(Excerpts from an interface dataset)
--
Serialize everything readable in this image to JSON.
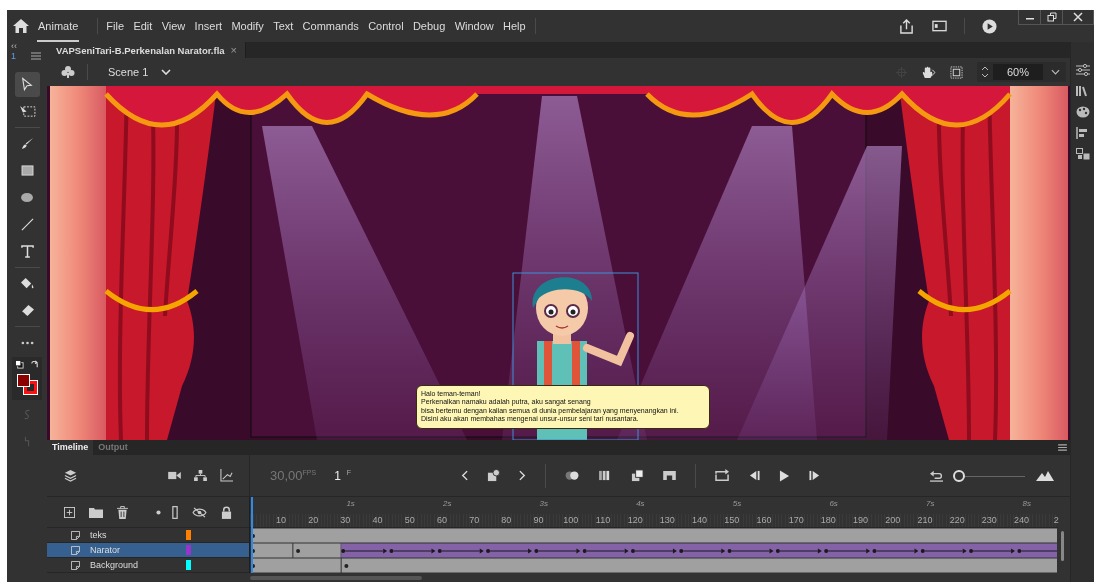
{
  "app": {
    "name": "Animate"
  },
  "menu": [
    "File",
    "Edit",
    "View",
    "Insert",
    "Modify",
    "Text",
    "Commands",
    "Control",
    "Debug",
    "Window",
    "Help"
  ],
  "panel_header": {
    "collapse": "‹‹",
    "number": "1"
  },
  "document_tab": {
    "title": "VAPSeniTari-B.Perkenalan Narator.fla",
    "close": "×"
  },
  "scene": {
    "name": "Scene 1"
  },
  "zoom": {
    "value": "60%"
  },
  "tools": [
    {
      "kind": "select",
      "selected": true
    },
    {
      "kind": "transform",
      "selected": false
    },
    {
      "kind": "brush",
      "selected": false
    },
    {
      "kind": "rectangle",
      "selected": false
    },
    {
      "kind": "oval",
      "selected": false
    },
    {
      "kind": "line",
      "selected": false
    },
    {
      "kind": "text",
      "selected": false
    },
    {
      "kind": "bucket",
      "selected": false
    },
    {
      "kind": "eraser",
      "selected": false
    },
    {
      "kind": "more",
      "selected": false
    }
  ],
  "swatches": [
    {
      "kind": "stroke",
      "color": "#ff1010"
    },
    {
      "kind": "fill",
      "color": "#8b0000"
    }
  ],
  "speech_bubble": [
    "Halo teman-teman!",
    "Perkenalkan namaku adalah putra, aku sangat senang",
    "bisa bertemu dengan kalian semua di dunia pembelajaran yang menyenangkan ini.",
    "Disini aku akan membahas mengenai unsur-unsur seni tari nusantara."
  ],
  "timeline": {
    "tabs": [
      {
        "label": "Timeline",
        "selected": true
      },
      {
        "label": "Output",
        "selected": false
      }
    ],
    "fps": "30,00",
    "fps_unit": "FPS",
    "frame": "1",
    "frame_unit": "F",
    "zoom_slider": {
      "level": 0
    },
    "seconds": [
      "1s",
      "2s",
      "3s",
      "4s",
      "5s",
      "6s",
      "7s",
      "8s"
    ],
    "frame_numbers": [
      "10",
      "20",
      "30",
      "40",
      "50",
      "60",
      "70",
      "80",
      "90",
      "100",
      "110",
      "120",
      "130",
      "140",
      "150",
      "160",
      "170",
      "180",
      "190",
      "200",
      "210",
      "220",
      "230",
      "240",
      "2"
    ],
    "layers": [
      {
        "name": "teks",
        "color": "#ff8000",
        "selected": false,
        "kind": "static"
      },
      {
        "name": "Narator",
        "color": "#9933cc",
        "selected": true,
        "kind": "tween"
      },
      {
        "name": "Background",
        "color": "#00ffff",
        "selected": false,
        "kind": "held"
      }
    ]
  }
}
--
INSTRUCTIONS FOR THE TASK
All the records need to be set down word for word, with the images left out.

YOUR SOLUTION
Serialize everything readable in this image to JSON.
{
  "app": {
    "name": "Animate"
  },
  "menu": [
    "File",
    "Edit",
    "View",
    "Insert",
    "Modify",
    "Text",
    "Commands",
    "Control",
    "Debug",
    "Window",
    "Help"
  ],
  "panel_header": {
    "collapse": "‹‹",
    "number": "1"
  },
  "document_tab": {
    "title": "VAPSeniTari-B.Perkenalan Narator.fla",
    "close": "×"
  },
  "scene": {
    "name": "Scene 1"
  },
  "zoom": {
    "value": "60%"
  },
  "tools": [
    {
      "kind": "select",
      "selected": true
    },
    {
      "kind": "transform",
      "selected": false
    },
    {
      "kind": "brush",
      "selected": false
    },
    {
      "kind": "rectangle",
      "selected": false
    },
    {
      "kind": "oval",
      "selected": false
    },
    {
      "kind": "line",
      "selected": false
    },
    {
      "kind": "text",
      "selected": false
    },
    {
      "kind": "bucket",
      "selected": false
    },
    {
      "kind": "eraser",
      "selected": false
    },
    {
      "kind": "more",
      "selected": false
    }
  ],
  "swatches": [
    {
      "kind": "stroke",
      "color": "#ff1010"
    },
    {
      "kind": "fill",
      "color": "#8b0000"
    }
  ],
  "speech_bubble": [
    "Halo teman-teman!",
    "Perkenalkan namaku adalah putra, aku sangat senang",
    "bisa bertemu dengan kalian semua di dunia pembelajaran yang menyenangkan ini.",
    "Disini aku akan membahas mengenai unsur-unsur seni tari nusantara."
  ],
  "timeline": {
    "tabs": [
      {
        "label": "Timeline",
        "selected": true
      },
      {
        "label": "Output",
        "selected": false
      }
    ],
    "fps": "30,00",
    "fps_unit": "FPS",
    "frame": "1",
    "frame_unit": "F",
    "zoom_slider": {
      "level": 0
    },
    "seconds": [
      "1s",
      "2s",
      "3s",
      "4s",
      "5s",
      "6s",
      "7s",
      "8s"
    ],
    "frame_numbers": [
      "10",
      "20",
      "30",
      "40",
      "50",
      "60",
      "70",
      "80",
      "90",
      "100",
      "110",
      "120",
      "130",
      "140",
      "150",
      "160",
      "170",
      "180",
      "190",
      "200",
      "210",
      "220",
      "230",
      "240",
      "2"
    ],
    "layers": [
      {
        "name": "teks",
        "color": "#ff8000",
        "selected": false,
        "kind": "static"
      },
      {
        "name": "Narator",
        "color": "#9933cc",
        "selected": true,
        "kind": "tween"
      },
      {
        "name": "Background",
        "color": "#00ffff",
        "selected": false,
        "kind": "held"
      }
    ]
  }
}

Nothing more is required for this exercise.